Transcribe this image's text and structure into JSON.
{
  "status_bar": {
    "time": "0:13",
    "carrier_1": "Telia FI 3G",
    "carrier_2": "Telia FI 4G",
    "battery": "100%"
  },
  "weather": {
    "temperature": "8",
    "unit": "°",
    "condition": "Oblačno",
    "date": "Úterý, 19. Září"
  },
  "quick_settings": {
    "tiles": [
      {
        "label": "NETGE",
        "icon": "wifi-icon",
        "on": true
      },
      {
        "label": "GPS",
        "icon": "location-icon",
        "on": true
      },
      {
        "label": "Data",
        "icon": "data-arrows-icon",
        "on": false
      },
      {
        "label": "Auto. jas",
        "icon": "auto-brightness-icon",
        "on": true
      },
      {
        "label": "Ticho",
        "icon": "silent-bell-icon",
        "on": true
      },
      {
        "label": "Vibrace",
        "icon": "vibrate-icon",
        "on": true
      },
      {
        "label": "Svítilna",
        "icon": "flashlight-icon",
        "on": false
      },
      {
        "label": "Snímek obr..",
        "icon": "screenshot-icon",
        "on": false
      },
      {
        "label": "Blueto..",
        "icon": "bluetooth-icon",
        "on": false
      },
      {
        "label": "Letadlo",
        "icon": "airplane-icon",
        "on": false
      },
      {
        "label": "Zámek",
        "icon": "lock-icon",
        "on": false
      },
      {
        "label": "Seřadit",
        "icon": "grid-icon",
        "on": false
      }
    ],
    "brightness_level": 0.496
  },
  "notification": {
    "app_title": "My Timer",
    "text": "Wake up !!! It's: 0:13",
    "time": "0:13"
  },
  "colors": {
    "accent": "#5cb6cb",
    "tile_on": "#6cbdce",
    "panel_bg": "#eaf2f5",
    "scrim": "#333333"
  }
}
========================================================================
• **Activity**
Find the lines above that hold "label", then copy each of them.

• **Task answer**
        "label": "NETGE",
        "label": "GPS",
        "label": "Data",
        "label": "Auto. jas",
        "label": "Ticho",
        "label": "Vibrace",
        "label": "Svítilna",
        "label": "Snímek obr..",
        "label": "Blueto..",
        "label": "Letadlo",
        "label": "Zámek",
        "label": "Seřadit",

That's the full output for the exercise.